Average Salaries for Clinical Psychologists

A Clinical psychologist at work
Carmen MartA-nez BanAs / E+ / Getty Images

Clinical psychologists assess, diagnose, and treat individuals experiencing mental illness. How much do people working in this profession earn each year? Salaries can vary considerably depending upon a number of different factors, but you can get an idea from salary reports.

Median Earnings

The Occupational Outlook Handbook published by the Bureau of Labor Statistics reports that the median annual wage for clinical psychologists in 2018 was $76,990.

A PayScale.com salary survey found that the median annual salary for clinical psychologists was $79,117. However, those who are self-employed in private practice reported significantly higher annual earnings of around $110,000.

What They Do

Clinical psychologists make up one of the largest specialty areas within psychology. Licensed clinical psychologists work in a variety of settings, including private practices, hospitals, mental health clinics, and academic settings. These professionals are concerned with the prevention, assessment, diagnosis, and treatment of mental illnesses.

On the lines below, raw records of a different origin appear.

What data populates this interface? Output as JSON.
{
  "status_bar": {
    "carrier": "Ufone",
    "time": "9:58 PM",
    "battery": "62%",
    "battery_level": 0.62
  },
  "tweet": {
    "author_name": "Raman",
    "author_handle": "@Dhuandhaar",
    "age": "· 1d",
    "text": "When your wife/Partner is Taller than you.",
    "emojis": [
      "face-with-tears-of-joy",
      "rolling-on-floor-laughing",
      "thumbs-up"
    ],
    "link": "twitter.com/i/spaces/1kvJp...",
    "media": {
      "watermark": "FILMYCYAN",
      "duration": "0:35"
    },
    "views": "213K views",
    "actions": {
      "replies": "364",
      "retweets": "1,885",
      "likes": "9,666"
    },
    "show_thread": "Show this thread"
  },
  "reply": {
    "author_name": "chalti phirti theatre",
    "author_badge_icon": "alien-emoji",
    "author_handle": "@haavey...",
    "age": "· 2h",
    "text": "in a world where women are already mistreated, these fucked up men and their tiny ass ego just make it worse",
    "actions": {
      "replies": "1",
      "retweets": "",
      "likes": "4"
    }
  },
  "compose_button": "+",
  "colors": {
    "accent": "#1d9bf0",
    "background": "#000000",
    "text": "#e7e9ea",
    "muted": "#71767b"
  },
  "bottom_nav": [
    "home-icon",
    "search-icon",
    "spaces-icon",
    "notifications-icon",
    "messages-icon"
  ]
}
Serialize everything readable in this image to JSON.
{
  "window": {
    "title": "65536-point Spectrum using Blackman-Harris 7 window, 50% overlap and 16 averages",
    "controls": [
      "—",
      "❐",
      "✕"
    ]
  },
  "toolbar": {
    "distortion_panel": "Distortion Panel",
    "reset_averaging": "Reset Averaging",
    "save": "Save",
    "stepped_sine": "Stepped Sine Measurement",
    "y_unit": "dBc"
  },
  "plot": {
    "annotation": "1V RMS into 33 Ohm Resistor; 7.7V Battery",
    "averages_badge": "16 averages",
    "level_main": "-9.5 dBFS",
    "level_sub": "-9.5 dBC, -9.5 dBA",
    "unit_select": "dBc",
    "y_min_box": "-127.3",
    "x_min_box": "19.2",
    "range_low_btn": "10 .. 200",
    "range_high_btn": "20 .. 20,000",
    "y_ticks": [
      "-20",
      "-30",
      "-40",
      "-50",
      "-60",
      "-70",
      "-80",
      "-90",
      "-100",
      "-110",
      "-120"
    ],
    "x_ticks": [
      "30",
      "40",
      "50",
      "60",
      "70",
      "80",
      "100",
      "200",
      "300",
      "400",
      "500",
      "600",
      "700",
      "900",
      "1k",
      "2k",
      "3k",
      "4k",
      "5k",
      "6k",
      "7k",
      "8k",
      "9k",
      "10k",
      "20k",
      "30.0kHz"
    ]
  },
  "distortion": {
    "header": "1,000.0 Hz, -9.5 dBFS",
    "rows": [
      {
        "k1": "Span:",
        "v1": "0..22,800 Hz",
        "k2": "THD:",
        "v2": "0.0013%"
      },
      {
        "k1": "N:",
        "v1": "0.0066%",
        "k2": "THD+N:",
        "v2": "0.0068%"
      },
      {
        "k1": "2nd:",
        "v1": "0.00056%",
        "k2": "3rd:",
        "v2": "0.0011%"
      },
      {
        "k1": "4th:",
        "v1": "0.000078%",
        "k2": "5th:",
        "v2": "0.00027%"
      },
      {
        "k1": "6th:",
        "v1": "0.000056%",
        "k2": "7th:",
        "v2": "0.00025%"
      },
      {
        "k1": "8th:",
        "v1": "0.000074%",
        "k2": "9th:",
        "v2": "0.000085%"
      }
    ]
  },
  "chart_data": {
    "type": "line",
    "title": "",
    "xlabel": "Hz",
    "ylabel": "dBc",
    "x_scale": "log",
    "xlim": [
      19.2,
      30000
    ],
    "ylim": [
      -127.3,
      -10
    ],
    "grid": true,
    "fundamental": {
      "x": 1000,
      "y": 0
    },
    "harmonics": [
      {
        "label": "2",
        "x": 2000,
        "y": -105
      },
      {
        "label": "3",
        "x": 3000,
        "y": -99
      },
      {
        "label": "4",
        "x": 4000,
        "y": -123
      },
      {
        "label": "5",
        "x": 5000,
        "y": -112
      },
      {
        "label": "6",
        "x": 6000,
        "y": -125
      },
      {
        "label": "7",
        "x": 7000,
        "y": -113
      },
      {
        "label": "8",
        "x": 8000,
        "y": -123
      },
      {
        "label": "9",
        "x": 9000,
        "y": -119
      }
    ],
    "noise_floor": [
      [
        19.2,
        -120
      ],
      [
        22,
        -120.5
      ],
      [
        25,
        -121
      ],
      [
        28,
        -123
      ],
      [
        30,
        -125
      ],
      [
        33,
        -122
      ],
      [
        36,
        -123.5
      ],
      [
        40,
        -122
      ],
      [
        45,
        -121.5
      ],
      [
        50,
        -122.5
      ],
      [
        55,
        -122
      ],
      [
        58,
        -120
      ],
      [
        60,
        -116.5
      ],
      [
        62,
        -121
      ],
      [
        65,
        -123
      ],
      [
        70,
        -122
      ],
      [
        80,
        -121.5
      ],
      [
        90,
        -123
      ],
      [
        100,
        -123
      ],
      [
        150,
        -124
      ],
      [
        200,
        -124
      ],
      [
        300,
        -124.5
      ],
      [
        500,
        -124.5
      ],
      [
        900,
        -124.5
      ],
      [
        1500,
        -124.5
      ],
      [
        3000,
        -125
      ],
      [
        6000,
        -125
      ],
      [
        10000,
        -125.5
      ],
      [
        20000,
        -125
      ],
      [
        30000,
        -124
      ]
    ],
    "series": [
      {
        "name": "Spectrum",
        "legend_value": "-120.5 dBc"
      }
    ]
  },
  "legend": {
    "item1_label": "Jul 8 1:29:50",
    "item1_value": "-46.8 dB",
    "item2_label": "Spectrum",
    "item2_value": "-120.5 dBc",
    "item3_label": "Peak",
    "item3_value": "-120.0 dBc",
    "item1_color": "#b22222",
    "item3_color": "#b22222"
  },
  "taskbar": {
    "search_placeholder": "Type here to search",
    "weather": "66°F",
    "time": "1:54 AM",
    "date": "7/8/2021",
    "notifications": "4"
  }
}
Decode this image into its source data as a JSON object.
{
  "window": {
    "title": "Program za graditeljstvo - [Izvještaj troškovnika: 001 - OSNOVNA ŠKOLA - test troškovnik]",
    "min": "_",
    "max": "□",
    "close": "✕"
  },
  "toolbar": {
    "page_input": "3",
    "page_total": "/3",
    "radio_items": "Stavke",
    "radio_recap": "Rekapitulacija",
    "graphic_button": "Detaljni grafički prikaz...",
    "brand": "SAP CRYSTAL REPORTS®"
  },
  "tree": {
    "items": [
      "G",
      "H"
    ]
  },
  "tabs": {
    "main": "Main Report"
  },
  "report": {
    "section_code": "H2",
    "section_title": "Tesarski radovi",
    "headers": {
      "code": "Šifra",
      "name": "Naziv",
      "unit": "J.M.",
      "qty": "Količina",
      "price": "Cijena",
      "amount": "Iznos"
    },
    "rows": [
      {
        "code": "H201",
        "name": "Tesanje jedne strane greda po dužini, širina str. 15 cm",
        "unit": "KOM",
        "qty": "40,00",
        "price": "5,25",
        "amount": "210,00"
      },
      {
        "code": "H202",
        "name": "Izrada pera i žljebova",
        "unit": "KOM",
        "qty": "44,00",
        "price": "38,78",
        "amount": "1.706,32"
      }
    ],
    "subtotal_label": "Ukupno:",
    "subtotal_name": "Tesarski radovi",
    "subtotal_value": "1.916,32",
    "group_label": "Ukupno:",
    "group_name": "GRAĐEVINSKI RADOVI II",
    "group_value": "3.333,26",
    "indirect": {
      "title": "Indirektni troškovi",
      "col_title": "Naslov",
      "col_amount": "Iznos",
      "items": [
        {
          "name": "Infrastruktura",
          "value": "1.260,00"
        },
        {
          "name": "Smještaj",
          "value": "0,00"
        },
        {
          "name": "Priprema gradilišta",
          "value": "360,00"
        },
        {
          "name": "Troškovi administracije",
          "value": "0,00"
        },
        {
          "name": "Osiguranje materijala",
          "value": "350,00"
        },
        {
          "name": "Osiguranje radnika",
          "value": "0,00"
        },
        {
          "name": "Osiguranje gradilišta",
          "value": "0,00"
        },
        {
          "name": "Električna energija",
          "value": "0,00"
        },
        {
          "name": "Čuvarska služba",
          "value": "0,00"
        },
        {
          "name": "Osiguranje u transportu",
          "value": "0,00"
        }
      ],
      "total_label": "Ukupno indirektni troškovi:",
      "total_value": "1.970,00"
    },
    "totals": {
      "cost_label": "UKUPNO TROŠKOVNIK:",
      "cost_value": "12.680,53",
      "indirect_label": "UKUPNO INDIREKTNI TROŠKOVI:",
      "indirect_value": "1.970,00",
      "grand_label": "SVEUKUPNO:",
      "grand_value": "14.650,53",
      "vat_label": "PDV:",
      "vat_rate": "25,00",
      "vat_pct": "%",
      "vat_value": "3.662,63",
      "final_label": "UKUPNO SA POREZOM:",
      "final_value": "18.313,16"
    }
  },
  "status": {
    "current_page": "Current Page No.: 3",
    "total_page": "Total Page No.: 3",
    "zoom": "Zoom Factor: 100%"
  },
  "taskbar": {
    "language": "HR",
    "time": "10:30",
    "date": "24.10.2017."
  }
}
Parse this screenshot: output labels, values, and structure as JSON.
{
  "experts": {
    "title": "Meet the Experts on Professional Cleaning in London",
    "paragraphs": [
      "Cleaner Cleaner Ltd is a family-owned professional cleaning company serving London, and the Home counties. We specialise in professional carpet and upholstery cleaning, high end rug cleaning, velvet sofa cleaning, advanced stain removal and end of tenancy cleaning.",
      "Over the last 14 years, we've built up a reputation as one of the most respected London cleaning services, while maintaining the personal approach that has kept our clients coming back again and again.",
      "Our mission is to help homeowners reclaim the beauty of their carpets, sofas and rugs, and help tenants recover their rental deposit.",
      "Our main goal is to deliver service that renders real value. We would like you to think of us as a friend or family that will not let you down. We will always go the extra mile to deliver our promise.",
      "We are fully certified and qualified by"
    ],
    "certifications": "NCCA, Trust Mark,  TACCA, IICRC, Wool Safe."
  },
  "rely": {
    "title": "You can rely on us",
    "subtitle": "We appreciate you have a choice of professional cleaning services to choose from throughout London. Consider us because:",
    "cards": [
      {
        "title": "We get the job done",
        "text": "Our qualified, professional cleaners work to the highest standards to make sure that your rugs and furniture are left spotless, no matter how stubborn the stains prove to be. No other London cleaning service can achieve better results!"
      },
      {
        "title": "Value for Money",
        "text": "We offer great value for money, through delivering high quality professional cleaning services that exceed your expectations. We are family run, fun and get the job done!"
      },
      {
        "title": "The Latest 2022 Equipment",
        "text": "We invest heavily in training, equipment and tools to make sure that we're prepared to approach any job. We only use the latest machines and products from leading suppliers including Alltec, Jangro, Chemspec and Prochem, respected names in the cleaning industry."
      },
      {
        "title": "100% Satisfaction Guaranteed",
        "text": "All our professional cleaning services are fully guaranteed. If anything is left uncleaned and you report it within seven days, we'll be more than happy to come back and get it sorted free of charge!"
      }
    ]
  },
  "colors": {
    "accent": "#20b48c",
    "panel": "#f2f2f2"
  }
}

A Closer Look at Salaries

In a 2015 survey by the American Psychological Association, the average salary for a licensed clinical psychologist was $80,000. According to Payscale.com, typical salaries for clinical psychologists range between $50,000 and $112,000. However, it's important to note that several different factors can impact the salary you might expect, including your level of education, years of experience, work setting, and geographic location.

For a clinical psychologist with one to four years of experience, the average salary is $72,874. For those with 10 to 19 years of experience, the average wage is $90,337.

Clinical psychologists can be very well paid for what they do depending on where they work and how much experience they have. Here's how their salaries compare to those of other psychology professions according to the Occupational Outlook Handbook:

Job Title

Median Annual Wages

Psychologists, all other


Industrial-organizational psychologists


Social scientists


Clinical, counseling, and school psychologists


Note: These figures include median annual wages as of 2018.

Job Outlook

Clinical psychologists, as well as counseling and school psychologists, are expected to remain in demand in the future as more people seek out help for mental problems such as depression, anxiety, addiction, and other disorders. The U.S. Department of Labor predicts that employment for clinical, counseling, and school psychologists will grow by 15% through the year 2028, which is faster than the average for all occupations.

Education and Training

It's important to note that the greatest growth is expected for clinical psychologists with doctoral degrees. Those with masters level degrees can be psychological assistants or go into industrial-organizational psychology, and they're expected to face fierce competition for positions, many of which are not directly in the field of psychology. Most states require a minimum of a doctorate degree in clinical psychology, a supervised postgraduate residency, and the completion of state licensing exams.

4 Sources
Verywell Mind uses only high-quality sources, including peer-reviewed studies, to support the facts within our articles. Read our editorial process to learn more about how we fact-check and keep our content accurate, reliable, and trustworthy.
  1. U.S. Department of Labor, Bureau of Labor Statistics. Clinical, counseling, and school psychologists. Occupational Outlook Handbook.

  2. PayScale.com. Clinical Psychologist Salary.

  3. Lin L, Christidis P, Stamm K. 2015 Salaries in Psychology. American Psychological Association.

  4. U.S. Department of Labor, Bureau of Labor Statistics. Psychologists. Occupational Outlook Handbook.

By Kendra Cherry, MSEd
Kendra Cherry, MS, is a psychosocial rehabilitation specialist, psychology educator, and author of the "Everything Psychology Book."